====== Material provided ======
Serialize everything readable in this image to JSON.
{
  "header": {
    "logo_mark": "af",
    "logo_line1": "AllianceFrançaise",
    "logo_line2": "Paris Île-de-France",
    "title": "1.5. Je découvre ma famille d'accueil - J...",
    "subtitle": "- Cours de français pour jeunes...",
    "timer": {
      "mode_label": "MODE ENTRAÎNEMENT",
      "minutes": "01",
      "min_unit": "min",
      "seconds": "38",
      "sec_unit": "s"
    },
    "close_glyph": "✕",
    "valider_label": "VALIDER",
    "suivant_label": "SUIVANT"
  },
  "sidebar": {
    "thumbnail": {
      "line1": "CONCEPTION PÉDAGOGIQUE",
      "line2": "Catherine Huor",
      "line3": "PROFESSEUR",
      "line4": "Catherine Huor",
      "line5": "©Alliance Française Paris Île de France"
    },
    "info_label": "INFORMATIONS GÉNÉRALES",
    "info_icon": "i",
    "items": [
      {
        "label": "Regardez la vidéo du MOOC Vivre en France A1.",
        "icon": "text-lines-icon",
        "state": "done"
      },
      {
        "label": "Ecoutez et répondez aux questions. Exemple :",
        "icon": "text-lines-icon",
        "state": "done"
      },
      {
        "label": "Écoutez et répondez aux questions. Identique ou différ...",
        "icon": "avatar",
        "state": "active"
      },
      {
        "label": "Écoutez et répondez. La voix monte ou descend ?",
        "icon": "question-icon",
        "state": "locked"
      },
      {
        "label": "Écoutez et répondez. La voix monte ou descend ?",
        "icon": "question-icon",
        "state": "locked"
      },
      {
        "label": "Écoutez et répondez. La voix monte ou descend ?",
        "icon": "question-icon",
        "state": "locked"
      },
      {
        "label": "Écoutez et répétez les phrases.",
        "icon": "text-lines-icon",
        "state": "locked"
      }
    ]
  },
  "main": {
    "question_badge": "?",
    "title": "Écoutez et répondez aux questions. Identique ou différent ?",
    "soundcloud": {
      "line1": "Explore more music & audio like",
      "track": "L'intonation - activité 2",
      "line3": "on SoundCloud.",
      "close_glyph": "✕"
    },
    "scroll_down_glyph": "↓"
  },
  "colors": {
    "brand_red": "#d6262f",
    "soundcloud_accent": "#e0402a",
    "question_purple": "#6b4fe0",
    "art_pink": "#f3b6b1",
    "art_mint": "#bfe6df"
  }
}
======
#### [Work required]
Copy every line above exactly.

#### [Written solution]
Serialize everything readable in this image to JSON.
{
  "header": {
    "logo_mark": "af",
    "logo_line1": "AllianceFrançaise",
    "logo_line2": "Paris Île-de-France",
    "title": "1.5. Je découvre ma famille d'accueil - J...",
    "subtitle": "- Cours de français pour jeunes...",
    "timer": {
      "mode_label": "MODE ENTRAÎNEMENT",
      "minutes": "01",
      "min_unit": "min",
      "seconds": "38",
      "sec_unit": "s"
    },
    "close_glyph": "✕",
    "valider_label": "VALIDER",
    "suivant_label": "SUIVANT"
  },
  "sidebar": {
    "thumbnail": {
      "line1": "CONCEPTION PÉDAGOGIQUE",
      "line2": "Catherine Huor",
      "line3": "PROFESSEUR",
      "line4": "Catherine Huor",
      "line5": "©Alliance Française Paris Île de France"
    },
    "info_label": "INFORMATIONS GÉNÉRALES",
    "info_icon": "i",
    "items": [
      {
        "label": "Regardez la vidéo du MOOC Vivre en France A1.",
        "icon": "text-lines-icon",
        "state": "done"
      },
      {
        "label": "Ecoutez et répondez aux questions. Exemple :",
        "icon": "text-lines-icon",
        "state": "done"
      },
      {
        "label": "Écoutez et répondez aux questions. Identique ou différ...",
        "icon": "avatar",
        "state": "active"
      },
      {
        "label": "Écoutez et répondez. La voix monte ou descend ?",
        "icon": "question-icon",
        "state": "locked"
      },
      {
        "label": "Écoutez et répondez. La voix monte ou descend ?",
        "icon": "question-icon",
        "state": "locked"
      },
      {
        "label": "Écoutez et répondez. La voix monte ou descend ?",
        "icon": "question-icon",
        "state": "locked"
      },
      {
        "label": "Écoutez et répétez les phrases.",
        "icon": "text-lines-icon",
        "state": "locked"
      }
    ]
  },
  "main": {
    "question_badge": "?",
    "title": "Écoutez et répondez aux questions. Identique ou différent ?",
    "soundcloud": {
      "line1": "Explore more music & audio like",
      "track": "L'intonation - activité 2",
      "line3": "on SoundCloud.",
      "close_glyph": "✕"
    },
    "scroll_down_glyph": "↓"
  },
  "colors": {
    "brand_red": "#d6262f",
    "soundcloud_accent": "#e0402a",
    "question_purple": "#6b4fe0",
    "art_pink": "#f3b6b1",
    "art_mint": "#bfe6df"
  }
}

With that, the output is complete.